Segment Start: DATA SHOWN

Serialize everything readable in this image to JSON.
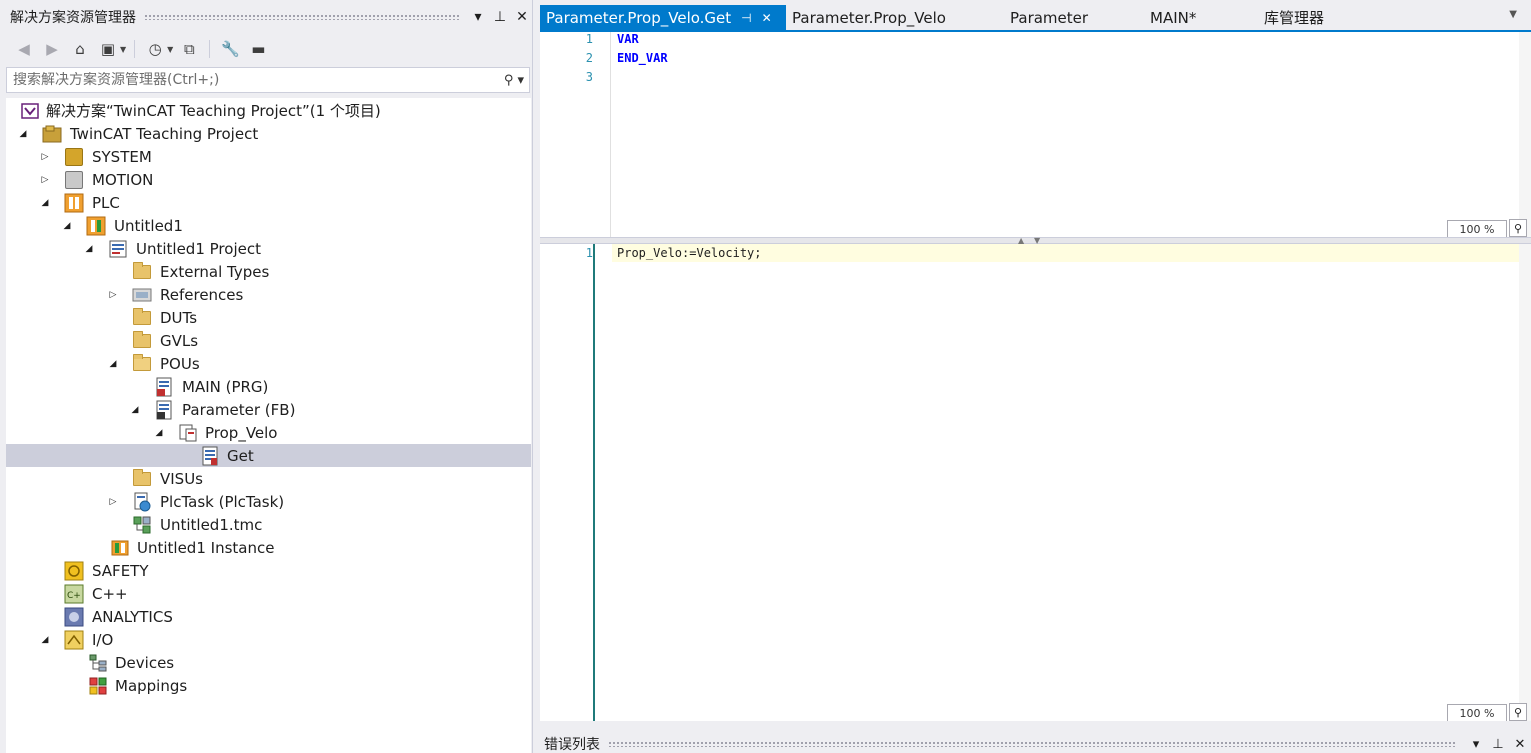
{
  "solution_explorer": {
    "title": "解决方案资源管理器",
    "search_placeholder": "搜索解决方案资源管理器(Ctrl+;)",
    "pin_icon": "pin-icon",
    "close_icon": "close-icon",
    "tree": [
      {
        "label": "解决方案“TwinCAT Teaching Project”(1 个项目)",
        "icon": "solution-icon",
        "expanded": null
      },
      {
        "label": "TwinCAT Teaching Project",
        "icon": "twincat-project-icon",
        "expanded": true
      },
      {
        "label": "SYSTEM",
        "icon": "system-icon",
        "expanded": false
      },
      {
        "label": "MOTION",
        "icon": "motion-icon",
        "expanded": false
      },
      {
        "label": "PLC",
        "icon": "plc-icon",
        "expanded": true
      },
      {
        "label": "Untitled1",
        "icon": "plc-project-icon",
        "expanded": true
      },
      {
        "label": "Untitled1 Project",
        "icon": "project-icon",
        "expanded": true
      },
      {
        "label": "External Types",
        "icon": "folder-icon",
        "expanded": null
      },
      {
        "label": "References",
        "icon": "references-icon",
        "expanded": false
      },
      {
        "label": "DUTs",
        "icon": "folder-icon",
        "expanded": null
      },
      {
        "label": "GVLs",
        "icon": "folder-icon",
        "expanded": null
      },
      {
        "label": "POUs",
        "icon": "folder-open-icon",
        "expanded": true
      },
      {
        "label": "MAIN (PRG)",
        "icon": "program-icon",
        "expanded": null
      },
      {
        "label": "Parameter (FB)",
        "icon": "function-block-icon",
        "expanded": true
      },
      {
        "label": "Prop_Velo",
        "icon": "property-icon",
        "expanded": true
      },
      {
        "label": "Get",
        "icon": "property-get-icon",
        "expanded": null,
        "selected": true
      },
      {
        "label": "VISUs",
        "icon": "folder-icon",
        "expanded": null
      },
      {
        "label": "PlcTask (PlcTask)",
        "icon": "task-icon",
        "expanded": false
      },
      {
        "label": "Untitled1.tmc",
        "icon": "tmc-icon",
        "expanded": null
      },
      {
        "label": "Untitled1 Instance",
        "icon": "instance-icon",
        "expanded": null
      },
      {
        "label": "SAFETY",
        "icon": "safety-icon",
        "expanded": null
      },
      {
        "label": "C++",
        "icon": "cpp-icon",
        "expanded": null
      },
      {
        "label": "ANALYTICS",
        "icon": "analytics-icon",
        "expanded": null
      },
      {
        "label": "I/O",
        "icon": "io-icon",
        "expanded": true
      },
      {
        "label": "Devices",
        "icon": "devices-icon",
        "expanded": null
      },
      {
        "label": "Mappings",
        "icon": "mappings-icon",
        "expanded": null
      }
    ]
  },
  "editor": {
    "tabs": [
      {
        "label": "Parameter.Prop_Velo.Get",
        "active": true
      },
      {
        "label": "Parameter.Prop_Velo",
        "active": false
      },
      {
        "label": "Parameter",
        "active": false
      },
      {
        "label": "MAIN*",
        "active": false
      },
      {
        "label": "库管理器",
        "active": false
      }
    ],
    "decl_lines": [
      "1",
      "2",
      "3"
    ],
    "decl_code": [
      "VAR",
      "END_VAR",
      ""
    ],
    "impl_lines": [
      "1"
    ],
    "impl_code": [
      "Prop_Velo:=Velocity;"
    ],
    "zoom_top": "100 %",
    "zoom_bottom": "100 %"
  },
  "bottom_panel": {
    "title": "错误列表"
  },
  "colors": {
    "accent": "#007acc",
    "selection": "#cccedb",
    "keyword": "#0000ff",
    "line_number": "#2b91af"
  }
}
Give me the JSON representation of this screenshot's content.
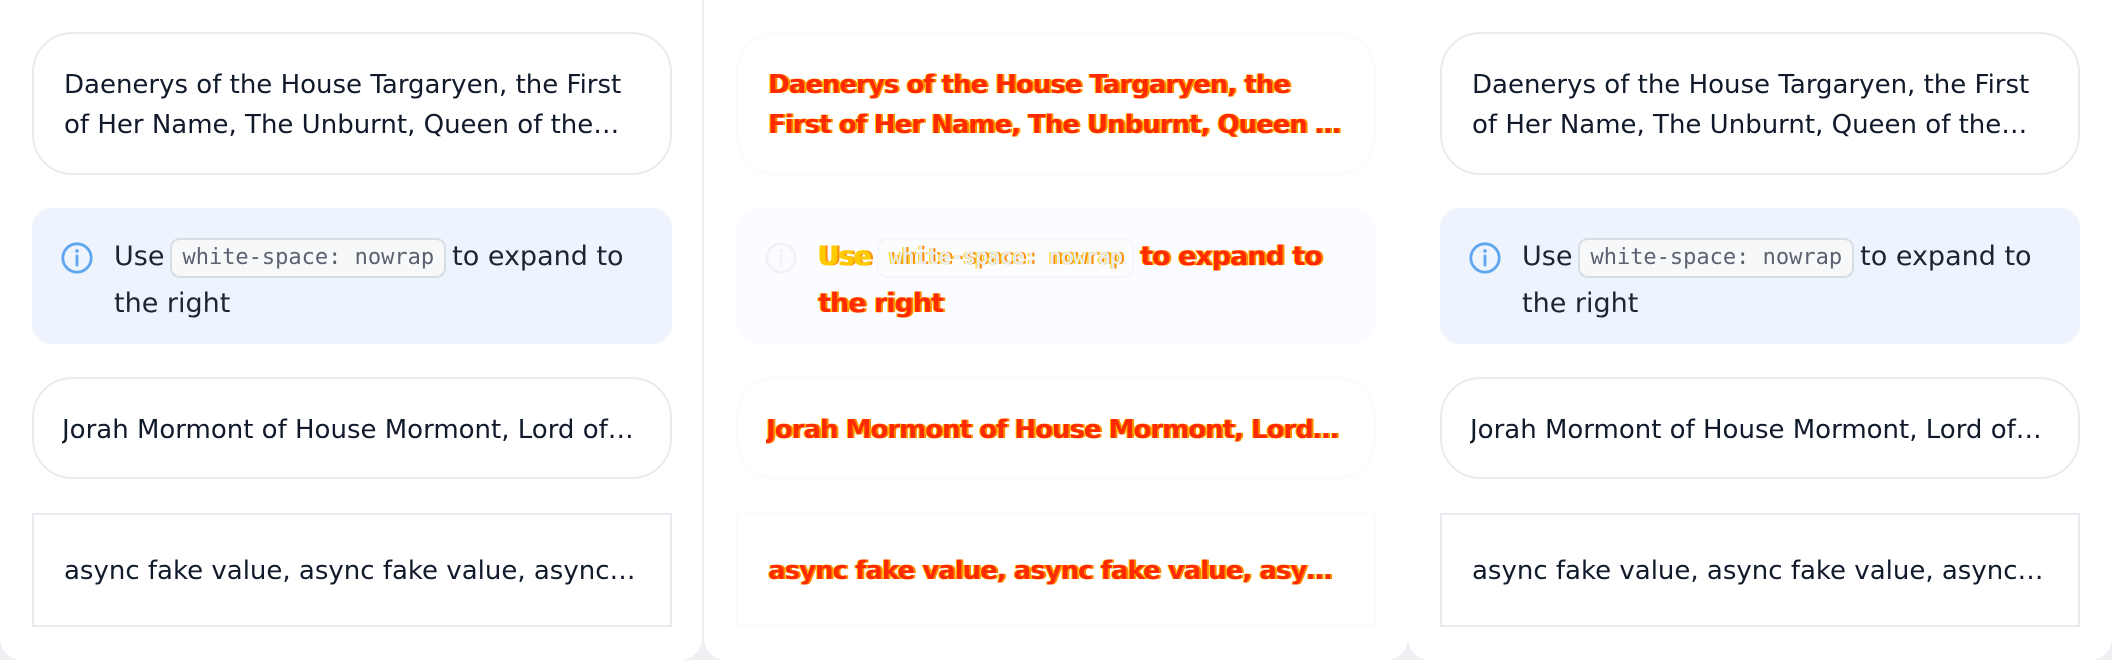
{
  "left": {
    "daenerys": "Daenerys of the House Targaryen, the First of Her Name, The Unburnt, Queen of the Andals and the First Men, Khaleesi of the Great Grass Sea, Breaker of Chains, and Mother of Dragons",
    "hint": {
      "icon": "info-icon",
      "prefix": "Use",
      "code": "white-space: nowrap",
      "suffix": "to expand to the right"
    },
    "jorah": "Jorah Mormont of House Mormont, Lord of Bear Island",
    "async": "async fake value, async fake value, async fake value"
  },
  "middle": {
    "daenerys": "Daenerys of the House Targaryen, the First of Her Name, The Unburnt, Queen of the Andals...",
    "hint": {
      "icon": "info-icon",
      "prefix": "Use",
      "code": "white-space: nowrap",
      "suffix": "to expand to the right"
    },
    "jorah": "Jorah Mormont of House Mormont, Lord of B...",
    "async": "async fake value, async fake value, async fak..."
  },
  "right": {
    "daenerys": "Daenerys of the House Targaryen, the First of Her Name, The Unburnt, Queen of the Andals and the First Men, Khaleesi of the Great Grass Sea, Breaker of Chains, and Mother of Dragons",
    "hint": {
      "icon": "info-icon",
      "prefix": "Use",
      "code": "white-space: nowrap",
      "suffix": "to expand to the right"
    },
    "jorah": "Jorah Mormont of House Mormont, Lord of Bear Island",
    "async": "async fake value, async fake value, async fake value"
  },
  "colors": {
    "page_bg": "#eef0f3",
    "card_border": "#e8ebf0",
    "hint_bg": "#edf4fd",
    "info_blue": "#5fa6ee",
    "text": "#111a2b"
  }
}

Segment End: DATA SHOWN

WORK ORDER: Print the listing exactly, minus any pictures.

THE COMPLETED TASK:
Serialize everything readable in this image to JSON.
{
  "solution_explorer": {
    "title": "解决方案资源管理器",
    "search_placeholder": "搜索解决方案资源管理器(Ctrl+;)",
    "pin_icon": "pin-icon",
    "close_icon": "close-icon",
    "tree": [
      {
        "label": "解决方案“TwinCAT Teaching Project”(1 个项目)",
        "icon": "solution-icon",
        "expanded": null
      },
      {
        "label": "TwinCAT Teaching Project",
        "icon": "twincat-project-icon",
        "expanded": true
      },
      {
        "label": "SYSTEM",
        "icon": "system-icon",
        "expanded": false
      },
      {
        "label": "MOTION",
        "icon": "motion-icon",
        "expanded": false
      },
      {
        "label": "PLC",
        "icon": "plc-icon",
        "expanded": true
      },
      {
        "label": "Untitled1",
        "icon": "plc-project-icon",
        "expanded": true
      },
      {
        "label": "Untitled1 Project",
        "icon": "project-icon",
        "expanded": true
      },
      {
        "label": "External Types",
        "icon": "folder-icon",
        "expanded": null
      },
      {
        "label": "References",
        "icon": "references-icon",
        "expanded": false
      },
      {
        "label": "DUTs",
        "icon": "folder-icon",
        "expanded": null
      },
      {
        "label": "GVLs",
        "icon": "folder-icon",
        "expanded": null
      },
      {
        "label": "POUs",
        "icon": "folder-open-icon",
        "expanded": true
      },
      {
        "label": "MAIN (PRG)",
        "icon": "program-icon",
        "expanded": null
      },
      {
        "label": "Parameter (FB)",
        "icon": "function-block-icon",
        "expanded": true
      },
      {
        "label": "Prop_Velo",
        "icon": "property-icon",
        "expanded": true
      },
      {
        "label": "Get",
        "icon": "property-get-icon",
        "expanded": null,
        "selected": true
      },
      {
        "label": "VISUs",
        "icon": "folder-icon",
        "expanded": null
      },
      {
        "label": "PlcTask (PlcTask)",
        "icon": "task-icon",
        "expanded": false
      },
      {
        "label": "Untitled1.tmc",
        "icon": "tmc-icon",
        "expanded": null
      },
      {
        "label": "Untitled1 Instance",
        "icon": "instance-icon",
        "expanded": null
      },
      {
        "label": "SAFETY",
        "icon": "safety-icon",
        "expanded": null
      },
      {
        "label": "C++",
        "icon": "cpp-icon",
        "expanded": null
      },
      {
        "label": "ANALYTICS",
        "icon": "analytics-icon",
        "expanded": null
      },
      {
        "label": "I/O",
        "icon": "io-icon",
        "expanded": true
      },
      {
        "label": "Devices",
        "icon": "devices-icon",
        "expanded": null
      },
      {
        "label": "Mappings",
        "icon": "mappings-icon",
        "expanded": null
      }
    ]
  },
  "editor": {
    "tabs": [
      {
        "label": "Parameter.Prop_Velo.Get",
        "active": true
      },
      {
        "label": "Parameter.Prop_Velo",
        "active": false
      },
      {
        "label": "Parameter",
        "active": false
      },
      {
        "label": "MAIN*",
        "active": false
      },
      {
        "label": "库管理器",
        "active": false
      }
    ],
    "decl_lines": [
      "1",
      "2",
      "3"
    ],
    "decl_code": [
      "VAR",
      "END_VAR",
      ""
    ],
    "impl_lines": [
      "1"
    ],
    "impl_code": [
      "Prop_Velo:=Velocity;"
    ],
    "zoom_top": "100 %",
    "zoom_bottom": "100 %"
  },
  "bottom_panel": {
    "title": "错误列表"
  },
  "colors": {
    "accent": "#007acc",
    "selection": "#cccedb",
    "keyword": "#0000ff",
    "line_number": "#2b91af"
  }
}
Give me the JSON representation of this screenshot's content.
{
  "left": {
    "daenerys": "Daenerys of the House Targaryen, the First of Her Name, The Unburnt, Queen of the Andals and the First Men, Khaleesi of the Great Grass Sea, Breaker of Chains, and Mother of Dragons",
    "hint": {
      "icon": "info-icon",
      "prefix": "Use",
      "code": "white-space: nowrap",
      "suffix": "to expand to the right"
    },
    "jorah": "Jorah Mormont of House Mormont, Lord of Bear Island",
    "async": "async fake value, async fake value, async fake value"
  },
  "middle": {
    "daenerys": "Daenerys of the House Targaryen, the First of Her Name, The Unburnt, Queen of the Andals...",
    "hint": {
      "icon": "info-icon",
      "prefix": "Use",
      "code": "white-space: nowrap",
      "suffix": "to expand to the right"
    },
    "jorah": "Jorah Mormont of House Mormont, Lord of B...",
    "async": "async fake value, async fake value, async fak..."
  },
  "right": {
    "daenerys": "Daenerys of the House Targaryen, the First of Her Name, The Unburnt, Queen of the Andals and the First Men, Khaleesi of the Great Grass Sea, Breaker of Chains, and Mother of Dragons",
    "hint": {
      "icon": "info-icon",
      "prefix": "Use",
      "code": "white-space: nowrap",
      "suffix": "to expand to the right"
    },
    "jorah": "Jorah Mormont of House Mormont, Lord of Bear Island",
    "async": "async fake value, async fake value, async fake value"
  },
  "colors": {
    "page_bg": "#eef0f3",
    "card_border": "#e8ebf0",
    "hint_bg": "#edf4fd",
    "info_blue": "#5fa6ee",
    "text": "#111a2b"
  }
}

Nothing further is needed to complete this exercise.